• [TASK BRIEF]
After reading the lines below, count those that contain "过滤规则" and give the count alone.

..........

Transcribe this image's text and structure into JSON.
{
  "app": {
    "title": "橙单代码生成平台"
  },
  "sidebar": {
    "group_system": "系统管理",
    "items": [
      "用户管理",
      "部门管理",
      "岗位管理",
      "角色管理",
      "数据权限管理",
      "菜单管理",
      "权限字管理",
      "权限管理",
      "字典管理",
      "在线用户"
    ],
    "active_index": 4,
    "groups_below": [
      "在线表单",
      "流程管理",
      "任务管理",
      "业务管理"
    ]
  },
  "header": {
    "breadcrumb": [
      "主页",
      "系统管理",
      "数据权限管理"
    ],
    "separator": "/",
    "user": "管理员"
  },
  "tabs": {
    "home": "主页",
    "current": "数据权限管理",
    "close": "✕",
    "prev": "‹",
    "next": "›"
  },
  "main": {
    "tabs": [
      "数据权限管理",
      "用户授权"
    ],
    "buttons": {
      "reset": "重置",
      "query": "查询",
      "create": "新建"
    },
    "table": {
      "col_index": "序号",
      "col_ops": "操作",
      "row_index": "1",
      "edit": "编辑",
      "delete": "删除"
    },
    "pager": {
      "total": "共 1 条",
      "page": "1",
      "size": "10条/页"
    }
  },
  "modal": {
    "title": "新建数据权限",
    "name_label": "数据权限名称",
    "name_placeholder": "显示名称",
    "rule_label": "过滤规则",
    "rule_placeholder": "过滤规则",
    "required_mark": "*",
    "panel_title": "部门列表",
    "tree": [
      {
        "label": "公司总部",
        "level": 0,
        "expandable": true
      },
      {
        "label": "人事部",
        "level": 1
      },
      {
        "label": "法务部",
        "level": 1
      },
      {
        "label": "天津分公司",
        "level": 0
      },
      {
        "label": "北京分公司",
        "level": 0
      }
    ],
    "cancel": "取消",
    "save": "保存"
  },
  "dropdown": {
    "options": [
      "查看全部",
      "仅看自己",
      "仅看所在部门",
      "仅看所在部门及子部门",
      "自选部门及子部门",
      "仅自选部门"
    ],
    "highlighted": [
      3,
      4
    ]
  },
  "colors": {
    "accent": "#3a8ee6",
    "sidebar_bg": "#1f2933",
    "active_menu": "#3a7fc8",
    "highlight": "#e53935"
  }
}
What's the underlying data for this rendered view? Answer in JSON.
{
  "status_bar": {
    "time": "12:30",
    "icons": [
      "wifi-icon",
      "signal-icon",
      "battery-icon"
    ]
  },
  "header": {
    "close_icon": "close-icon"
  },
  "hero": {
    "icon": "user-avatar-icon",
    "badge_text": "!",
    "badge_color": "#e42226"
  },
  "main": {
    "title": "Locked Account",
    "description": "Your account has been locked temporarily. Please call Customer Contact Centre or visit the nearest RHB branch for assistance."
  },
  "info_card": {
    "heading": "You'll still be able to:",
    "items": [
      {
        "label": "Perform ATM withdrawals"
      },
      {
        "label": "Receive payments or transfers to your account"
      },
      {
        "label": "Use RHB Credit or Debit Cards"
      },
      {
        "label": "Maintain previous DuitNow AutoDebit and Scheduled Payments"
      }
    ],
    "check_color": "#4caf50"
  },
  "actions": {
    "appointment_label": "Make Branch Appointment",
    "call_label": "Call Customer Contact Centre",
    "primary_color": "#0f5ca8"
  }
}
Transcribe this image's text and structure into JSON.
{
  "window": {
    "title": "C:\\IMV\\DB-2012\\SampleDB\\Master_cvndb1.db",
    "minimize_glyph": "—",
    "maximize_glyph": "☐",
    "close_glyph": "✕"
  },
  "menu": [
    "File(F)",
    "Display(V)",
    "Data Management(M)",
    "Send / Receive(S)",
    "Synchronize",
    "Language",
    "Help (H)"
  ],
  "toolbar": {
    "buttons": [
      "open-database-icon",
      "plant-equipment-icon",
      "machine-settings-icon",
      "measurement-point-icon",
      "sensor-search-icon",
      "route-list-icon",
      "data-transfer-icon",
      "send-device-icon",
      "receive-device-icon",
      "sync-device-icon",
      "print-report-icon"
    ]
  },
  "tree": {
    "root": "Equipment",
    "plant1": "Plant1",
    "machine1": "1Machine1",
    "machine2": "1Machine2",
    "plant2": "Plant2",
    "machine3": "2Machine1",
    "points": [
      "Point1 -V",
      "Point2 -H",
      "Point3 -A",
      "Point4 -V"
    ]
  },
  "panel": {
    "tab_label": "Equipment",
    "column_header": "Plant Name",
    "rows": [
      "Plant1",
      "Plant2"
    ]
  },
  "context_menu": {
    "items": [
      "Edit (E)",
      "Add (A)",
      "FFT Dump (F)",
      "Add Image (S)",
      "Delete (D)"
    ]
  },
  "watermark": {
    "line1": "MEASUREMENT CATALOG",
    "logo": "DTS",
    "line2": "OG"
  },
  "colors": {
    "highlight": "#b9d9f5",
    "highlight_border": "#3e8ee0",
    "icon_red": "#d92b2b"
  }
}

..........

• [ANSWER TO THE PROBLEM]
2